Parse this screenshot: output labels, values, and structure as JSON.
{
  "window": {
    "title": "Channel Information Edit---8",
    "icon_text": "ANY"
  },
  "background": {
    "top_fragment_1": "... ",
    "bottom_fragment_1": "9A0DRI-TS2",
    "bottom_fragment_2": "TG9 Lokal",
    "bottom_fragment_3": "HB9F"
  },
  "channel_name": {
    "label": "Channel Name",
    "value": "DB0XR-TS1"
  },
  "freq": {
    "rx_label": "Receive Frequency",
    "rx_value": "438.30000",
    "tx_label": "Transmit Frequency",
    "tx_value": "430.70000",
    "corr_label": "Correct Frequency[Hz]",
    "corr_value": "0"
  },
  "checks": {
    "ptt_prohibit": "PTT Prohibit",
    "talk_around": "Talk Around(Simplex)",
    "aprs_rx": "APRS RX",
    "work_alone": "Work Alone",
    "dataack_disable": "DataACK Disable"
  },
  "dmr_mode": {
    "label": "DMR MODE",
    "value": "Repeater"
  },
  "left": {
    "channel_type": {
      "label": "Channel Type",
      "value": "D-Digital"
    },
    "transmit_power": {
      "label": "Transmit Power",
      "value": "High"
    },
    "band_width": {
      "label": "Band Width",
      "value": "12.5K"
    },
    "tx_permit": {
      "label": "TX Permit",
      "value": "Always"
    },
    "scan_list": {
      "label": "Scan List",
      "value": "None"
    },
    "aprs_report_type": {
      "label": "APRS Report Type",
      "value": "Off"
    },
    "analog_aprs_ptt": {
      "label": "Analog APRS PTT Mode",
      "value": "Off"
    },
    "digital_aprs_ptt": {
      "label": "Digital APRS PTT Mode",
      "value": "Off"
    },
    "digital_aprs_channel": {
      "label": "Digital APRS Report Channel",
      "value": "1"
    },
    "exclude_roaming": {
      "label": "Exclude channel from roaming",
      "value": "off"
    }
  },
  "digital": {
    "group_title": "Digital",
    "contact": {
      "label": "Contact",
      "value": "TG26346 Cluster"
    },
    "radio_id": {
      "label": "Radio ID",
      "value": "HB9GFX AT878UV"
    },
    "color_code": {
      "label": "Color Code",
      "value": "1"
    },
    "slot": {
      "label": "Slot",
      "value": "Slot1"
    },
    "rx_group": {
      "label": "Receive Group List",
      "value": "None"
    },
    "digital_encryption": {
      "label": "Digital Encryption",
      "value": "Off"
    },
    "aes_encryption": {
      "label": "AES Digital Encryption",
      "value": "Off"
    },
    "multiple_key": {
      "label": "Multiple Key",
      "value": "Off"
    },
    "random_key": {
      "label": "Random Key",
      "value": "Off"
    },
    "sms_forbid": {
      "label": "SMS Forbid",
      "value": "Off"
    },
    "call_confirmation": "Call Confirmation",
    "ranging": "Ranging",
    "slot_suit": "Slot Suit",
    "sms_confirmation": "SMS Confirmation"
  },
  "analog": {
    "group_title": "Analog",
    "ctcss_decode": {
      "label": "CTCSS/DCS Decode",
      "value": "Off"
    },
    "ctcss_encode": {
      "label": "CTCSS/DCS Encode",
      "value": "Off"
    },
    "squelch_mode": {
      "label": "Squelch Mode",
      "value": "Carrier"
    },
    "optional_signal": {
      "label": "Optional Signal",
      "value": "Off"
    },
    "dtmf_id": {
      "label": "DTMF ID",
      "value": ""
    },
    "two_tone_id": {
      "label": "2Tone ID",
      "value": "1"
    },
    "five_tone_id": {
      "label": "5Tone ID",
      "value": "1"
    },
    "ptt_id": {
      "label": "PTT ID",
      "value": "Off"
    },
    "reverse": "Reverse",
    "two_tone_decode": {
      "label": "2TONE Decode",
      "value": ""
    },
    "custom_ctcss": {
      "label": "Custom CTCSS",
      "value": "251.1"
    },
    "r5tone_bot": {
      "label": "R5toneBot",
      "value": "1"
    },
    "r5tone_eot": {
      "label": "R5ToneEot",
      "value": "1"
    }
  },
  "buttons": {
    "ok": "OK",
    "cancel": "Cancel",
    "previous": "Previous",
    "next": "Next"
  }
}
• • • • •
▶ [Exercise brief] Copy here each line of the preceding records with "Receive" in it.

▶ [Reply]
    "rx_label": "Receive Frequency",
      "label": "Receive Group List",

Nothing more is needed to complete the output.